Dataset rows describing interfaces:

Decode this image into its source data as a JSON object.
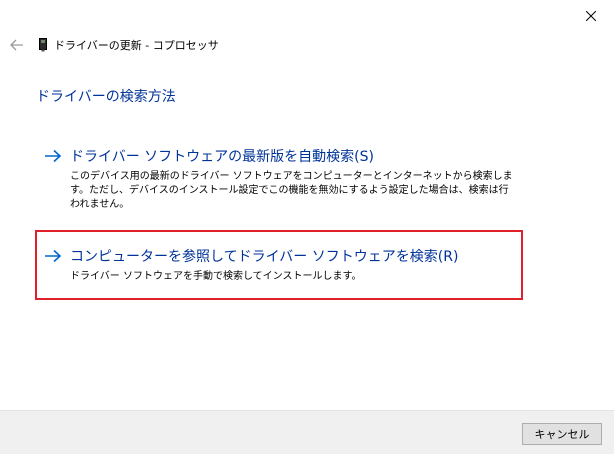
{
  "window": {
    "title": "ドライバーの更新 - コプロセッサ",
    "close_icon": "close-icon",
    "back_icon": "back-arrow-icon",
    "device_icon": "device-icon"
  },
  "page": {
    "heading": "ドライバーの検索方法"
  },
  "options": [
    {
      "icon": "arrow-right-icon",
      "title": "ドライバー ソフトウェアの最新版を自動検索(S)",
      "description": "このデバイス用の最新のドライバー ソフトウェアをコンピューターとインターネットから検索します。ただし、デバイスのインストール設定でこの機能を無効にするよう設定した場合は、検索は行われません。"
    },
    {
      "icon": "arrow-right-icon",
      "title": "コンピューターを参照してドライバー ソフトウェアを検索(R)",
      "description": "ドライバー ソフトウェアを手動で検索してインストールします。"
    }
  ],
  "footer": {
    "cancel_label": "キャンセル"
  },
  "colors": {
    "link_blue": "#003399",
    "arrow_blue": "#0066cc",
    "highlight_red": "#e0202a",
    "footer_bg": "#f0f0f0"
  }
}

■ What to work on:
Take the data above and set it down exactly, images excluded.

■ Exercise answer:
Decode this image into its source data as a JSON object.
{
  "window": {
    "title": "ドライバーの更新 - コプロセッサ",
    "close_icon": "close-icon",
    "back_icon": "back-arrow-icon",
    "device_icon": "device-icon"
  },
  "page": {
    "heading": "ドライバーの検索方法"
  },
  "options": [
    {
      "icon": "arrow-right-icon",
      "title": "ドライバー ソフトウェアの最新版を自動検索(S)",
      "description": "このデバイス用の最新のドライバー ソフトウェアをコンピューターとインターネットから検索します。ただし、デバイスのインストール設定でこの機能を無効にするよう設定した場合は、検索は行われません。"
    },
    {
      "icon": "arrow-right-icon",
      "title": "コンピューターを参照してドライバー ソフトウェアを検索(R)",
      "description": "ドライバー ソフトウェアを手動で検索してインストールします。"
    }
  ],
  "footer": {
    "cancel_label": "キャンセル"
  },
  "colors": {
    "link_blue": "#003399",
    "arrow_blue": "#0066cc",
    "highlight_red": "#e0202a",
    "footer_bg": "#f0f0f0"
  }
}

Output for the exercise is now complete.